You seem to be a celebrity who wears your Judaism as a badge of honor.
I do. I mean, I still make fun, but it’s not about Jews — it’s about my Jews, it’s about my relatives. It’s not generalizations.
What are some of your favorite parts about being Jewish?
You mean, besides the circumcision?
You remember that, huh?
Yeah, oh yeah, that’s why I’m an insomniac. I’m waiting for that guy to come back in the room.
What else do you love about being Jewish?
The storytelling, the warmth, the sense of humor. My dad was strict about the holidays. We honored them, we went to temple. I like the ritual, and the caring for our planet that’s written into so many of the works I read in Hebrew school.
How do you compare when you were just starting out in showbiz 40-plus years ago to touring with your new show today?
It all feels the same. I don’t think I’ve stopped working since the eighth grade. Backstage, when I was on Broadway, felt the same as it did backstage when I was getting ready to do a school play in high school. It’s that same energy of confidence, a little bit of nerves … The moment you go out, you release and say, “OK, I’m ready, here I come.” It’s kind of an intoxicating feeling to go out and entertain people.
That’s why, after all these years, I’m going back on the road with this show … At this age and this point in my career, to still have the hunger I did as a young man is a great feeling.
Besides signing to a one-day contract with the New York Yankees, what’s another of your proudest professional achievements?
I was the first American comedian to perform in the Soviet Union back in 1989 in an HBO special called “Midnight Train to Moscow.” It was a Russian-speaking audience [with] some Americans. Gorbachev was in power, the [Berlin] Wall had not come down yet, and [I felt honored] that HBO trusted me. I found all these relatives that I didn’t know I had there [in Russia]. But performing there and being an ambassador, if you will, for American humor in that country is something I look back on with great pride.
What did your father teach you during those “700 Sundays,” before he passed away?

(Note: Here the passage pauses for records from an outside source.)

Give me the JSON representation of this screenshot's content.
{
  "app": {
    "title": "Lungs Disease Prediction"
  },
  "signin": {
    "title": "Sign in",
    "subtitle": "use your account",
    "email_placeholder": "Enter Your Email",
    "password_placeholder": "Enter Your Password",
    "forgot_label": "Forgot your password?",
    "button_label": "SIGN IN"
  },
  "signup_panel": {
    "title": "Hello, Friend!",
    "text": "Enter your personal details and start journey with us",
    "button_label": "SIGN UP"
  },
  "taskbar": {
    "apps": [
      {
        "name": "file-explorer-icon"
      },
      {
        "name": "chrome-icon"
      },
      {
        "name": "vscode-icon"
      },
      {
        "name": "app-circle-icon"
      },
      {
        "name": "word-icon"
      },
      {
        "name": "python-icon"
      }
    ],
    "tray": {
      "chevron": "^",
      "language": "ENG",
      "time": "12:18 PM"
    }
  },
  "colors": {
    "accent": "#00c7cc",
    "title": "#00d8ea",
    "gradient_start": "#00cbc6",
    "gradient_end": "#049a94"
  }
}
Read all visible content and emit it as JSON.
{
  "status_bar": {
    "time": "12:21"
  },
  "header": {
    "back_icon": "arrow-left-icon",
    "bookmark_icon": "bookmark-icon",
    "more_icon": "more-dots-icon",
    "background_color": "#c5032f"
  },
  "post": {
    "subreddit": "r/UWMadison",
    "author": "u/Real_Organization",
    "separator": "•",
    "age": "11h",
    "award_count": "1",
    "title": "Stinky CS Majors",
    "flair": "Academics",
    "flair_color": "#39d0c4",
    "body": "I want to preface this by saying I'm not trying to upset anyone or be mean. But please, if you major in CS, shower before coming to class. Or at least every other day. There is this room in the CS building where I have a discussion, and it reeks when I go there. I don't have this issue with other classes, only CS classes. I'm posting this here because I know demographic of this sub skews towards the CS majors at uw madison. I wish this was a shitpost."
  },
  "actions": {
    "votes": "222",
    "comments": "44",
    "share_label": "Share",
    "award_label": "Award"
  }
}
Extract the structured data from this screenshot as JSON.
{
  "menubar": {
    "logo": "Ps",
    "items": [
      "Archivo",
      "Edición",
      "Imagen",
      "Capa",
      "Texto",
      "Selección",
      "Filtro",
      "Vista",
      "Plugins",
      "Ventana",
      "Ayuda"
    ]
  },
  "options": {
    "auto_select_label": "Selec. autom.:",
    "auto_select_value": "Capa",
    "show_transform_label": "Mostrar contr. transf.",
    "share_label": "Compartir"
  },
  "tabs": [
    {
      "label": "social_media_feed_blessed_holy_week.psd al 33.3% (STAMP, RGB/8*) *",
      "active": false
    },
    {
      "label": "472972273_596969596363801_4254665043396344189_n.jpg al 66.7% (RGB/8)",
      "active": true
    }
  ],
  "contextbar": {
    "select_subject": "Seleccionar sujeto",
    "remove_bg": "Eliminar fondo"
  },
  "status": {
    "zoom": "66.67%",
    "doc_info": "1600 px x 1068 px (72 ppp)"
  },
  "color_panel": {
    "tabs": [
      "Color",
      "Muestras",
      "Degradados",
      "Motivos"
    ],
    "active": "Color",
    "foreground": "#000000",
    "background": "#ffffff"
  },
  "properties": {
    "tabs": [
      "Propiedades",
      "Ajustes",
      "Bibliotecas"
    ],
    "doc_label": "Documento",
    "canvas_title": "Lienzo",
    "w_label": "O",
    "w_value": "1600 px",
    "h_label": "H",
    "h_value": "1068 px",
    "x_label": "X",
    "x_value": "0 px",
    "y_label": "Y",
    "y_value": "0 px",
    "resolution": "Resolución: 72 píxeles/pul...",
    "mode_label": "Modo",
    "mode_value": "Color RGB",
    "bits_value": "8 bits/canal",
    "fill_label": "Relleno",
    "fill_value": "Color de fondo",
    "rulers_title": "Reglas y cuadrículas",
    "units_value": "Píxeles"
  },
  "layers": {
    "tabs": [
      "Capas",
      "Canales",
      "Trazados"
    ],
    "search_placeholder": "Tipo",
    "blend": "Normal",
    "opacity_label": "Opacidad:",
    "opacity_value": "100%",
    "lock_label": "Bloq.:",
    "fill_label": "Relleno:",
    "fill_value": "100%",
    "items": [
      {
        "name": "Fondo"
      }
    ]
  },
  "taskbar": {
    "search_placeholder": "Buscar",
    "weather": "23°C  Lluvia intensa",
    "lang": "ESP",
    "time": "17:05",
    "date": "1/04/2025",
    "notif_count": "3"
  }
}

Besides teaching me a love for comedy, a love for reading, a love for baseball, he also taught me about doing the right thing. My dad was a civil rights giant in his own quiet way, in that he was one of the first promoters to integrate jazz bands. So the house, yes, was filled with Jewish relatives with stories, but sitting next to them was Zutty Singleton, who was a great jazz drummer, or Tyree Glenn, who was Louie Armstrong’s trombone player, or any of these other great musicians. They were all just friends. My family label — Commodore Records — produced “Strange Fruit,” which is Billie Holliday’s epic song about lynching. It took a Jewish family to produce that record, to write that song.
How did your father’s premature death shape your life and your relationship with your mother?
I was 15 and was dealt a bad hand. You can’t help but be angry, and I was angry and had to learn to live with that, and to deal with my mother, who was suddenly widowed and forced back into the workforce. [Being] back home alone with her, while my brothers were away at college, made me grow up really fast. I admired her strength — at the age of 50 she was suddenly back in the workforce. Three sons in school and we all graduated college because of her. You watch that and learn what parenting is really about, and what being a son is really about. My mom sent me on a path of trying to do the right thing in my life and also valuing every moment that you live.
Billy Crystal will perform at the Theater at MGM National Harbor on April 29 and 30. Tickets are $54-$506, on sale at ticketmaster.com or 800-745-3000.
Cindy Sher is the executive editor of Chicago’s JUF News.
—JTA News and Features